SeaHarmony welcomes all ocean scientists, ocean educators, resource managers, artists, and ocean related organizations and community groups.
Eutrophication is when a large amount of nutrients enters the water and causes a sharp increase in the algae population, which then rapidly die off once these nutrients are used up, creating low-oxygen conditions. Eutrophication often happens in areas where fertilizer run-off from agriculture gets into the water. In extreme cases, it can kill off a large area of marine life from lack of oxygen.
Satellites orbiting thousands of miles above the earth’s surface are used to monitor some of the tiniest organisms in the ocean. Phytoplankton are microscopic organisms that use the green pigment chlorophyll and the sun’s energy to produce food. NASA satellites can detect this green variation in the ocean’s color, which scientists use to estimate changes in the population of phytoplankton.
Can you imagining putting a person in a time capsule and then opening it up 80 million years later to discover that they’re still alive? Scientists have found a bacterial colony buried 100 feet deep in the Pacific Ocean floor that hasn’t received light, oxygen, or food for over 80 million years, and they’re still alive! A very slow metabolism and dividing to make identical copies of themselves allow these bacteria to survive for so long.
ʻŌlelo Noʻeau refer to Hawaiʻian proverbs that generally hold deep historical and cultural lessons. One example is "Ho aʻe ka ʻike heʻenalu i ka hokua o ka ʻale" which translates to "show your knowledge of surfing on top of the waves". The deeper meaning is that talking about one’s skill is not enough, only action can show it. Remember to not only show your knowledge but show your action by helping to conserve our ocean resources.
The largest mountain on earth is actually in the state of Hawaiʻi! When measured from the floor of the ocean, Mauna Kea is over 3,000 feet taller than Mount Everest.

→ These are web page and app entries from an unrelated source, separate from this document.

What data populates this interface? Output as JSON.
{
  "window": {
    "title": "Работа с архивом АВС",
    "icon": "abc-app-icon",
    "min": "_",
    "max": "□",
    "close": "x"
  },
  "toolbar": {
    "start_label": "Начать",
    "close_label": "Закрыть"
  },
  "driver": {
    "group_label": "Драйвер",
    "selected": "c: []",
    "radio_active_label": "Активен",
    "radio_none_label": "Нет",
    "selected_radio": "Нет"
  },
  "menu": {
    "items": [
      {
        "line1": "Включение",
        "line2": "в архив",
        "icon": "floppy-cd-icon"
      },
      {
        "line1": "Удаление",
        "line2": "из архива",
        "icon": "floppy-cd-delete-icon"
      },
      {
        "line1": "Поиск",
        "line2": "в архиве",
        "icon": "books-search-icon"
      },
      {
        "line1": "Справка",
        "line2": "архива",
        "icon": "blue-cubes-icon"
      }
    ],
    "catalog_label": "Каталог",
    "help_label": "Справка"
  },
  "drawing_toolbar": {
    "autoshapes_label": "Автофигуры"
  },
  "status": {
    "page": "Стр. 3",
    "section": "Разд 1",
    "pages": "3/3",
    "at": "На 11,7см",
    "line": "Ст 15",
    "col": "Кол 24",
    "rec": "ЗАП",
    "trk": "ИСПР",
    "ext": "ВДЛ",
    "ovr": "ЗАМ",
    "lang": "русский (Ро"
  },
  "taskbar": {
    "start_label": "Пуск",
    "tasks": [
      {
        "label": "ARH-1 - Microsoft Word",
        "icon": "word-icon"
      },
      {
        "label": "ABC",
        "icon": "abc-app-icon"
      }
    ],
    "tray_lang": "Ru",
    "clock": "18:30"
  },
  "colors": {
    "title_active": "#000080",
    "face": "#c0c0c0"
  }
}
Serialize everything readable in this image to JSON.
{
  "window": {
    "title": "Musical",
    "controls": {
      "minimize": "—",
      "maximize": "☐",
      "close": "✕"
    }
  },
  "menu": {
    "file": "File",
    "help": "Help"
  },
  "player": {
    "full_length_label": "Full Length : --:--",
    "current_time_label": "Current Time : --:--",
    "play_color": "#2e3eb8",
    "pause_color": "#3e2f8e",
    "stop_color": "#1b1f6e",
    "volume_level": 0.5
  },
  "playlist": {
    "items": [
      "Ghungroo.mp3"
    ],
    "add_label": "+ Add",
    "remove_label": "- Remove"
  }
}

A new study published in the journal Science Advances, reveals new information on the evolutionary history of the largest animal on earth, the blue whale. Researchers at the German Senckenberg Biodiversity and Climate Research Center, Geothe University, and the University of Lund in Sweden analyzed the genomes of three whale species: the blue whale, humpback whale, and gray whale. Blue whales (Balaenoptera musculus) are currently listed as endangered on the ICUN Red List and populations are slowly increasing after heavy whaling in the 1900's. The whales can live to approximately 80-90... (more)